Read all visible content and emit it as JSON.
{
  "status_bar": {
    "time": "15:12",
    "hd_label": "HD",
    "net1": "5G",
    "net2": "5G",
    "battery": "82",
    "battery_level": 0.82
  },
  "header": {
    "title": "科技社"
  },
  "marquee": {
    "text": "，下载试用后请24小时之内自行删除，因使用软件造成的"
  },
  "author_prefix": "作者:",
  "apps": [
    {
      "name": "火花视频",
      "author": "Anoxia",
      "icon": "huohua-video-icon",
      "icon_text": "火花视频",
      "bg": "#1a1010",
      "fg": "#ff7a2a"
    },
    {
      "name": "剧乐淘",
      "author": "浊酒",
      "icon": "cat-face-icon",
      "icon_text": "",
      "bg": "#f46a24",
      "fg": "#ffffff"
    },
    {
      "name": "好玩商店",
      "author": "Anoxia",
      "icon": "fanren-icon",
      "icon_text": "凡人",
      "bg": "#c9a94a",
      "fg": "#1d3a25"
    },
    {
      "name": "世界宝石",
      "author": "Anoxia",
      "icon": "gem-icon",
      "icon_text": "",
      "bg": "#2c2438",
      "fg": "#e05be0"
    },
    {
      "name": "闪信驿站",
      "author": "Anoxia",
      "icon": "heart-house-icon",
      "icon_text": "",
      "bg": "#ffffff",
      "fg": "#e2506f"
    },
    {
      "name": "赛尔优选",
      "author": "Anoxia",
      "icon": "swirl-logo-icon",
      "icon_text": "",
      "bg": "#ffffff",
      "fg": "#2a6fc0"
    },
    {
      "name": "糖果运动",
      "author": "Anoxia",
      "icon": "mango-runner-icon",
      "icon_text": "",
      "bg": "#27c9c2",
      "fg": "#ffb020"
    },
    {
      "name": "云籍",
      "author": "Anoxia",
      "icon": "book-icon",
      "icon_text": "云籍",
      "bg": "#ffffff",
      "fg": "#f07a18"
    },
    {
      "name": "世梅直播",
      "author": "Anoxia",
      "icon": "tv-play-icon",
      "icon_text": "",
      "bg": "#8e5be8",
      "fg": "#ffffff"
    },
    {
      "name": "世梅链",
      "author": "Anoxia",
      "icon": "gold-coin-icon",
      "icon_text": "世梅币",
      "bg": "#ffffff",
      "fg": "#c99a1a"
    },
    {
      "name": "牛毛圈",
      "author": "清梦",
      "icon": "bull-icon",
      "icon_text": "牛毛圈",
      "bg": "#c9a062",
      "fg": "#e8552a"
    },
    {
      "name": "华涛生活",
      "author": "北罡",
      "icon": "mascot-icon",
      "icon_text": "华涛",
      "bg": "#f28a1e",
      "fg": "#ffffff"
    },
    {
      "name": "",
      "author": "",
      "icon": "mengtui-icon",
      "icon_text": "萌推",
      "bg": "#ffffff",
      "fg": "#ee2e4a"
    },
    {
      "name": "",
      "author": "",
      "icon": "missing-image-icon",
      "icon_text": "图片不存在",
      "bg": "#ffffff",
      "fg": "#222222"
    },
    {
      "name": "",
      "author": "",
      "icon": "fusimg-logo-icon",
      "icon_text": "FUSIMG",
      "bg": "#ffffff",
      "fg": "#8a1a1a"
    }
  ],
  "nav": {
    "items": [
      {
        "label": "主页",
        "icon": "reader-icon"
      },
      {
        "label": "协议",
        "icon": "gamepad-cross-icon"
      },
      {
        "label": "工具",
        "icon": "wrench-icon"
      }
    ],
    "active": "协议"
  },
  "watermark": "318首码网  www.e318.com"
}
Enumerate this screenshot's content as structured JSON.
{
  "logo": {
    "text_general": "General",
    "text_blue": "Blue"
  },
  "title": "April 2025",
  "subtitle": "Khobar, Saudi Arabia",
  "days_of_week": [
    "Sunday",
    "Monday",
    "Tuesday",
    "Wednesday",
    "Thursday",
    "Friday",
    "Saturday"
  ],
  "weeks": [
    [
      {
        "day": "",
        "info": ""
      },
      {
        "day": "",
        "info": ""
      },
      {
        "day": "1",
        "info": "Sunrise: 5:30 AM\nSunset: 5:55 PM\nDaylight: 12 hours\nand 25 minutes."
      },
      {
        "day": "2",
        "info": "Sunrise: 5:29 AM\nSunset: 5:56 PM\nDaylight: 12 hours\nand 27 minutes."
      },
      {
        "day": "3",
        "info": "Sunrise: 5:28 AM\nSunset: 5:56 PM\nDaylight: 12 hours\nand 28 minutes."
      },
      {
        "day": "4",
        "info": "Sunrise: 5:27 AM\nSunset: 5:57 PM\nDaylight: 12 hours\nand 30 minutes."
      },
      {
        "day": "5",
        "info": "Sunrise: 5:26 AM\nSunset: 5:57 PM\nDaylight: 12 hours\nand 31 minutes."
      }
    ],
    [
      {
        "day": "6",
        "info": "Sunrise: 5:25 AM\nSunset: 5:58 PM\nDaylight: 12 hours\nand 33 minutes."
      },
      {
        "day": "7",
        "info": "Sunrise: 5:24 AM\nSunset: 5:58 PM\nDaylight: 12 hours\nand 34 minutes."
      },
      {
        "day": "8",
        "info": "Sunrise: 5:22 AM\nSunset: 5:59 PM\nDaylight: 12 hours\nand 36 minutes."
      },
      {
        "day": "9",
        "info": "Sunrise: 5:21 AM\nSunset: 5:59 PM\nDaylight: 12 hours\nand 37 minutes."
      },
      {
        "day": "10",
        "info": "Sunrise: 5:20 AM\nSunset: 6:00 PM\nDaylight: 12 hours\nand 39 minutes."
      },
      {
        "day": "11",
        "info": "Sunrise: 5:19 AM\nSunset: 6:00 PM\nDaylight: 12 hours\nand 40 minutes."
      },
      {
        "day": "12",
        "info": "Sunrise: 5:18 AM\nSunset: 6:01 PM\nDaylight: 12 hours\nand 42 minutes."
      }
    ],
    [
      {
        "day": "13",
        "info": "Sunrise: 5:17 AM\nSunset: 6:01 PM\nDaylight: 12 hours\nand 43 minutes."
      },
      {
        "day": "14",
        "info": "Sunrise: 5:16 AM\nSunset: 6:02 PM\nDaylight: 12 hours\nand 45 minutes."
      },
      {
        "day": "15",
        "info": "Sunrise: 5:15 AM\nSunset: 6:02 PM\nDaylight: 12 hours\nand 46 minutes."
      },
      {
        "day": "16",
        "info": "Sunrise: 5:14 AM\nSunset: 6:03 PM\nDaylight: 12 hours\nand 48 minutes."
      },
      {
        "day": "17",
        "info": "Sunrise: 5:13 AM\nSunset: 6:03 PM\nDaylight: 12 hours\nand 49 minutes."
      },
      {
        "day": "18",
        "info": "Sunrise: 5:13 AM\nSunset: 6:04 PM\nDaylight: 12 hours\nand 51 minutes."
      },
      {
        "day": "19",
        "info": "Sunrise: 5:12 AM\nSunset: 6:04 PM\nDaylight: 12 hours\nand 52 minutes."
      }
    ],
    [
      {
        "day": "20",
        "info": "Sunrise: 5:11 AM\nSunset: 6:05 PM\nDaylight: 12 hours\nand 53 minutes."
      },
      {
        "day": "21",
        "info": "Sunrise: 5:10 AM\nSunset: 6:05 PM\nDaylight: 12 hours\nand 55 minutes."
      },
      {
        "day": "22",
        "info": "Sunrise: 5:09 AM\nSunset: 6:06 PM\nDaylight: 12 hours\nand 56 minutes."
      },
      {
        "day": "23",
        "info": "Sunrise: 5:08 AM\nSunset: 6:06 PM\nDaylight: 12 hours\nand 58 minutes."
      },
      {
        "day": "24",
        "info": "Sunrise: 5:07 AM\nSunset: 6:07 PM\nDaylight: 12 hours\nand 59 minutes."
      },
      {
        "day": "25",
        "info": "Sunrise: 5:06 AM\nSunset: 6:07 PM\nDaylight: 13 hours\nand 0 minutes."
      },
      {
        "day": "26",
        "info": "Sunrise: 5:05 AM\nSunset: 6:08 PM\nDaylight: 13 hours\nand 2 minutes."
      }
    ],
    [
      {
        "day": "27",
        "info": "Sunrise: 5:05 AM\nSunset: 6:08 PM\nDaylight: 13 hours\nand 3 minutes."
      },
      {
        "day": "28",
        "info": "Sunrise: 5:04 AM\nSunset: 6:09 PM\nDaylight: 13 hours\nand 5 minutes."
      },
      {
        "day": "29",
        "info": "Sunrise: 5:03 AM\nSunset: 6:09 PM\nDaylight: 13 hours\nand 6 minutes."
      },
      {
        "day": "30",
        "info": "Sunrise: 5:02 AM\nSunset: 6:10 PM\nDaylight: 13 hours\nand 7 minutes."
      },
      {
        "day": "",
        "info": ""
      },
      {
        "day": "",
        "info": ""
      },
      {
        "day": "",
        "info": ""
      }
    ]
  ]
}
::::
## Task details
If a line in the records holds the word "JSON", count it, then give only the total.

## Exercise answer
2